Many OCI customers have compute instances in VCNs which for privacy, security, or operational concerns are connected to private subnets. In order grant these resources access to the public Internet for software updates, CRL checks, etc., users only option has been to create a NAT instance in a public subnet and route traffic through that instance using its private IP as a route target from within the private subnet. Though many have successfully used this approach, it does not scale easily and provides a myriad of administrative and operational challenges.
We are excited to announce the availability of NAT Gateway, which address the aforementioned challenges and provides OCI customers with a simple and intuitive tool to address their networking security needs:
This section shows how to access the public Internet from a private instance through a NAT Gateway
Initially, our Private Instance accesses the public internet through a [public] NAT Instance. The VCN has one public subnet and one private subnet with their route tables, security lists, and DHCP options created based on steps 1-3 described in this blog post.
Through a Bastion (not shown) we can ssh into the Private Instance and access resources on the public Internet as shown:
Now we create a NAT Gateway in the VCN:
You can see the newly created gateway in the list of NAT gateways:
Finally replace the route rule which pointed to the NAT instance with one which points to the NAT Gateway:
In a few easy steps we have given all instances in the private subnet access to resources on the internet. As with the other OCI Gateways (Service, Internet, etc.), the NAT Gateway is highly available and scales elastically to meet your bandwidth requirements. We can now delete the NAT instance as it is no longer required.
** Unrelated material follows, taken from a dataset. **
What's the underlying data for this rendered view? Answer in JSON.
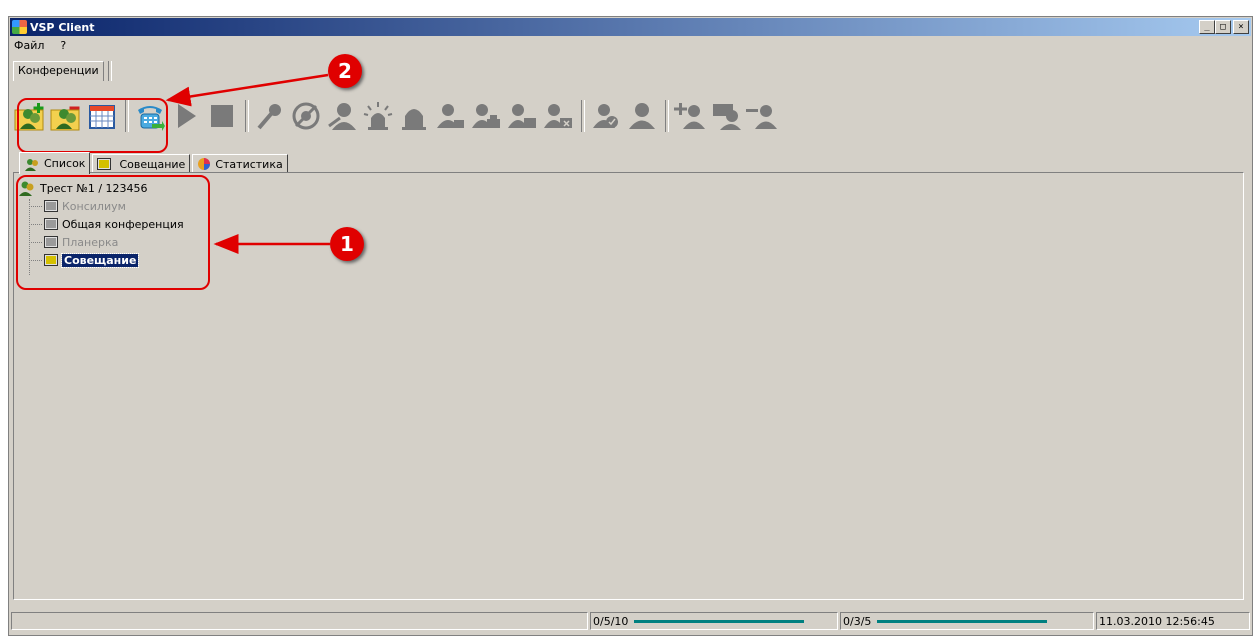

OCI recommends NAT Gateway as the preferred method for granting Internet access to instances on private subnets. You can read more about the NAT Gateway in the OCI Networking Documentation. You can also watch our video demo for additional details